> **WHAT YOU NEED TO DO**:
Please count the lines below that hold the word "Bundle" and give the count without any other text.
◇ ◇ ◇ ◇
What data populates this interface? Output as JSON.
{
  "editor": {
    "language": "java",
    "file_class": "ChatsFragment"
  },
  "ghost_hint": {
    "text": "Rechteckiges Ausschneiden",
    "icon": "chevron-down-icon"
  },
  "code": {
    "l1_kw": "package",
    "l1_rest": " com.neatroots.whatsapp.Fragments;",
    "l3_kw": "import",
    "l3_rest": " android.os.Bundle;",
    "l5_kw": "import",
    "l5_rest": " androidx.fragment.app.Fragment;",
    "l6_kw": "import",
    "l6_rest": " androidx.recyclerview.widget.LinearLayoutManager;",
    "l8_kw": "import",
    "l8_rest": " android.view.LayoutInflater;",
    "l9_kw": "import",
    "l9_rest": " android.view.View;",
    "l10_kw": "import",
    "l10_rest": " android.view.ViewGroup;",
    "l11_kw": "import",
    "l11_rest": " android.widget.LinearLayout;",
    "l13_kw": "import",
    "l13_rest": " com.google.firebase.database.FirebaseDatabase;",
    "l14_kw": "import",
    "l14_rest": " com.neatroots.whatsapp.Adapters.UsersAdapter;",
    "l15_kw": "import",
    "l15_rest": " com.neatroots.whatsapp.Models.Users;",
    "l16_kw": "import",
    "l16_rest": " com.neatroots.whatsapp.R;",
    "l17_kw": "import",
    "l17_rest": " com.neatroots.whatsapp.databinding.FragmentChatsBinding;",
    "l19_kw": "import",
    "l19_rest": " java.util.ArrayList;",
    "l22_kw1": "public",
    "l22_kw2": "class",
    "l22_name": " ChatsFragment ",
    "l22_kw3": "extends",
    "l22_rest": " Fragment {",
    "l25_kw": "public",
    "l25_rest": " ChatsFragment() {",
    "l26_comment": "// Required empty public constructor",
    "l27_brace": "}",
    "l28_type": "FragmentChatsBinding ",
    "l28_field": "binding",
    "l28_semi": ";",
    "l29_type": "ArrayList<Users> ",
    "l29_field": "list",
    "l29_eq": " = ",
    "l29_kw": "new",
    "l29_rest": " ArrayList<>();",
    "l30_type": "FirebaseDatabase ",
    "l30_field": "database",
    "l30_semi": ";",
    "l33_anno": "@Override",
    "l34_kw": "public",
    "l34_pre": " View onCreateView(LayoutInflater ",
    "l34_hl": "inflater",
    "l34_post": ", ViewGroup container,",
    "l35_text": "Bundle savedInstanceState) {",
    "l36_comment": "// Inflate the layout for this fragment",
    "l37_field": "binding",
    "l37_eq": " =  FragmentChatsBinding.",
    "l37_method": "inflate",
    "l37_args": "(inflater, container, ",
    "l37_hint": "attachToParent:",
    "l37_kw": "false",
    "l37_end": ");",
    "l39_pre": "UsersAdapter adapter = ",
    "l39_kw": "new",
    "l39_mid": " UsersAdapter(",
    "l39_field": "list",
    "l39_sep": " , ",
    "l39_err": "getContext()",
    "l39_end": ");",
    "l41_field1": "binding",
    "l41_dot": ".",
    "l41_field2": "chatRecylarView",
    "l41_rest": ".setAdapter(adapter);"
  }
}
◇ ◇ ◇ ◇
> **RESPONSE**:
2